"I really enjoy that aspect of the job, and I think that a lot of women maybe don't realize how great it is to work in investing," she said. "For people who are intellectually curious, enjoy analytics and really want to have a career where they can learn something new literally every day, this is a wonderful place to be."

Some recent research by Citywire found that mixed teams of male and female portfolio managers produce greater levels of outperformance than single-gender teams or funds run by one man or one woman.

The research found that not only do these mixed teams produce more bang for the buck, they also deliver while taking on less risk over the course of three years than male-only fund-manager teams.

"Research has shown that diverse teams are more effective, so the importance of diversity is being recognized in the industry," said top-ranked portfolio manager Nicole Kornitzer, who runs the Buffalo International Fund. "Mentalities are changing toward women, thanks in part to the dialogue that is happening across society. Now is a good time to accelerate the momentum," she said.

Another top-ranked manager, Samantha Lau, co-chief investment officer for small- and mid-cap growth equities at AllianceBernstein, is surprised that a meritocratic environment like asset management has not won over more women.

Whether it's about language expertise, historical reasons or personal backgrounds, investments in emerging markets seem to lend themselves to women.
Katherine Renfrew
managing director at TIAA Investments/Nuveen

"It is one of the few places where performance is black and white," said Lau, a 22-year veteran of the industry. "I'm accountable for how I perform, but I own my track record, and no one can take it away from me.

"So in a way, it eliminates a lot of the politics and ambiguity that some other professionals may face," she said.

Lau, who has been covering technology since 1997, is responsible for the technology sleeve of the AB Growth Discovery Fund. She ranks 16th on the list and is one of two U.S. small-cap managers to make this breakdown, alongside Amy Zhang of Fred Alger.

U.S. large-cap growth is generally considered about as difficult a category as any in which to add value over and above the index, but top-ranked fund manager Cindy Starke, who runs the Value Line Larger Companies Focused Fund, has achieved astonishing returns. She is one of just 36 managers out of the 159 in her peer group to have added value over the past three years.

On the fixed-income side, managers running multisector income funds have tended to outperform those running more constrained products and are well represented on our list.

To that point, Anne Bookwalter Walsh runs a lot of money and has been very impressive. Walsh, who is chief investment officer for fixed income at Guggenheim Partners, ranks fifth on the list for performance but would be No. 1 if it were based solely on the value of assets run.
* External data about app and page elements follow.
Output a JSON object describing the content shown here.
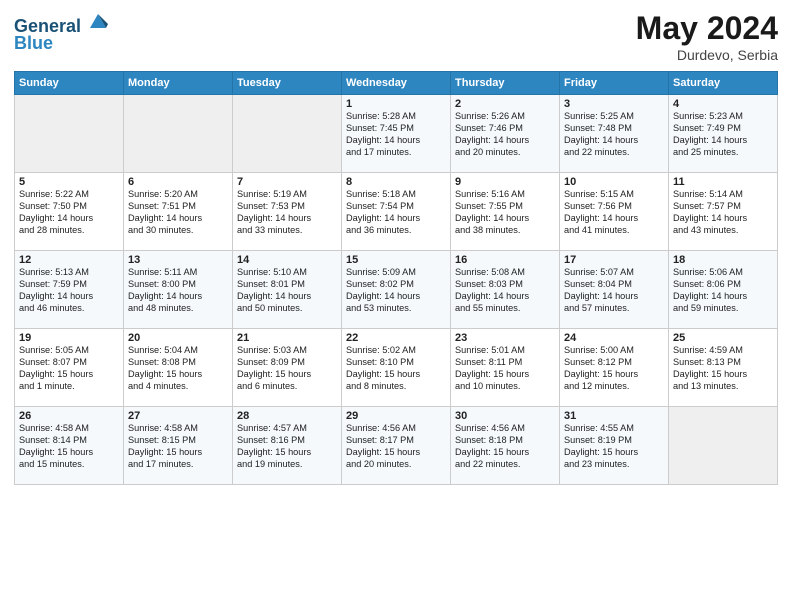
{
  "header": {
    "logo_line1": "General",
    "logo_line2": "Blue",
    "month": "May 2024",
    "location": "Durdevo, Serbia"
  },
  "weekdays": [
    "Sunday",
    "Monday",
    "Tuesday",
    "Wednesday",
    "Thursday",
    "Friday",
    "Saturday"
  ],
  "weeks": [
    [
      {
        "day": "",
        "info": ""
      },
      {
        "day": "",
        "info": ""
      },
      {
        "day": "",
        "info": ""
      },
      {
        "day": "1",
        "info": "Sunrise: 5:28 AM\nSunset: 7:45 PM\nDaylight: 14 hours\nand 17 minutes."
      },
      {
        "day": "2",
        "info": "Sunrise: 5:26 AM\nSunset: 7:46 PM\nDaylight: 14 hours\nand 20 minutes."
      },
      {
        "day": "3",
        "info": "Sunrise: 5:25 AM\nSunset: 7:48 PM\nDaylight: 14 hours\nand 22 minutes."
      },
      {
        "day": "4",
        "info": "Sunrise: 5:23 AM\nSunset: 7:49 PM\nDaylight: 14 hours\nand 25 minutes."
      }
    ],
    [
      {
        "day": "5",
        "info": "Sunrise: 5:22 AM\nSunset: 7:50 PM\nDaylight: 14 hours\nand 28 minutes."
      },
      {
        "day": "6",
        "info": "Sunrise: 5:20 AM\nSunset: 7:51 PM\nDaylight: 14 hours\nand 30 minutes."
      },
      {
        "day": "7",
        "info": "Sunrise: 5:19 AM\nSunset: 7:53 PM\nDaylight: 14 hours\nand 33 minutes."
      },
      {
        "day": "8",
        "info": "Sunrise: 5:18 AM\nSunset: 7:54 PM\nDaylight: 14 hours\nand 36 minutes."
      },
      {
        "day": "9",
        "info": "Sunrise: 5:16 AM\nSunset: 7:55 PM\nDaylight: 14 hours\nand 38 minutes."
      },
      {
        "day": "10",
        "info": "Sunrise: 5:15 AM\nSunset: 7:56 PM\nDaylight: 14 hours\nand 41 minutes."
      },
      {
        "day": "11",
        "info": "Sunrise: 5:14 AM\nSunset: 7:57 PM\nDaylight: 14 hours\nand 43 minutes."
      }
    ],
    [
      {
        "day": "12",
        "info": "Sunrise: 5:13 AM\nSunset: 7:59 PM\nDaylight: 14 hours\nand 46 minutes."
      },
      {
        "day": "13",
        "info": "Sunrise: 5:11 AM\nSunset: 8:00 PM\nDaylight: 14 hours\nand 48 minutes."
      },
      {
        "day": "14",
        "info": "Sunrise: 5:10 AM\nSunset: 8:01 PM\nDaylight: 14 hours\nand 50 minutes."
      },
      {
        "day": "15",
        "info": "Sunrise: 5:09 AM\nSunset: 8:02 PM\nDaylight: 14 hours\nand 53 minutes."
      },
      {
        "day": "16",
        "info": "Sunrise: 5:08 AM\nSunset: 8:03 PM\nDaylight: 14 hours\nand 55 minutes."
      },
      {
        "day": "17",
        "info": "Sunrise: 5:07 AM\nSunset: 8:04 PM\nDaylight: 14 hours\nand 57 minutes."
      },
      {
        "day": "18",
        "info": "Sunrise: 5:06 AM\nSunset: 8:06 PM\nDaylight: 14 hours\nand 59 minutes."
      }
    ],
    [
      {
        "day": "19",
        "info": "Sunrise: 5:05 AM\nSunset: 8:07 PM\nDaylight: 15 hours\nand 1 minute."
      },
      {
        "day": "20",
        "info": "Sunrise: 5:04 AM\nSunset: 8:08 PM\nDaylight: 15 hours\nand 4 minutes."
      },
      {
        "day": "21",
        "info": "Sunrise: 5:03 AM\nSunset: 8:09 PM\nDaylight: 15 hours\nand 6 minutes."
      },
      {
        "day": "22",
        "info": "Sunrise: 5:02 AM\nSunset: 8:10 PM\nDaylight: 15 hours\nand 8 minutes."
      },
      {
        "day": "23",
        "info": "Sunrise: 5:01 AM\nSunset: 8:11 PM\nDaylight: 15 hours\nand 10 minutes."
      },
      {
        "day": "24",
        "info": "Sunrise: 5:00 AM\nSunset: 8:12 PM\nDaylight: 15 hours\nand 12 minutes."
      },
      {
        "day": "25",
        "info": "Sunrise: 4:59 AM\nSunset: 8:13 PM\nDaylight: 15 hours\nand 13 minutes."
      }
    ],
    [
      {
        "day": "26",
        "info": "Sunrise: 4:58 AM\nSunset: 8:14 PM\nDaylight: 15 hours\nand 15 minutes."
      },
      {
        "day": "27",
        "info": "Sunrise: 4:58 AM\nSunset: 8:15 PM\nDaylight: 15 hours\nand 17 minutes."
      },
      {
        "day": "28",
        "info": "Sunrise: 4:57 AM\nSunset: 8:16 PM\nDaylight: 15 hours\nand 19 minutes."
      },
      {
        "day": "29",
        "info": "Sunrise: 4:56 AM\nSunset: 8:17 PM\nDaylight: 15 hours\nand 20 minutes."
      },
      {
        "day": "30",
        "info": "Sunrise: 4:56 AM\nSunset: 8:18 PM\nDaylight: 15 hours\nand 22 minutes."
      },
      {
        "day": "31",
        "info": "Sunrise: 4:55 AM\nSunset: 8:19 PM\nDaylight: 15 hours\nand 23 minutes."
      },
      {
        "day": "",
        "info": ""
      }
    ]
  ]
}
Walsh oversees a combined $180 billion in assets across all mandates.

Other multisector managers who made the list include DoubleLine Capital's Luz Padilla and BMO Asset Management's Daniela Mardarovici.

There is no evidence that women underperform men when it comes to running money.
David Lees | Getty Images

The fixed-income side is not just about multi-sector managers, however. As in equities, emerging markets are well represented among the bond managers. One of these is Katherine Renfrew, who runs the TIAA Investments/Nuveen Emerging Markets Debt Fund alongside Anupam Damani.

Renfrew said she became interested in emerging markets at an early age. She took an introductory Chinese language class while in high school and visited China in 1988 right after she finished college.

Renfrew said that women have been well represented in her specialist area for some time, and she felt encouraged by their growing presence.

"Emerging markets debt is a place where more women came into the field early on," Renfrew said. "Whether it's about language expertise, historical reasons or personal backgrounds, investments in emerging markets seem to lend themselves to women.

"It's just the nature of the job, which means you have to be almost more multicultural, which means that there are a lot more women getting into the field," Renfrew added.

— By Vicky Ge Huang, Citywire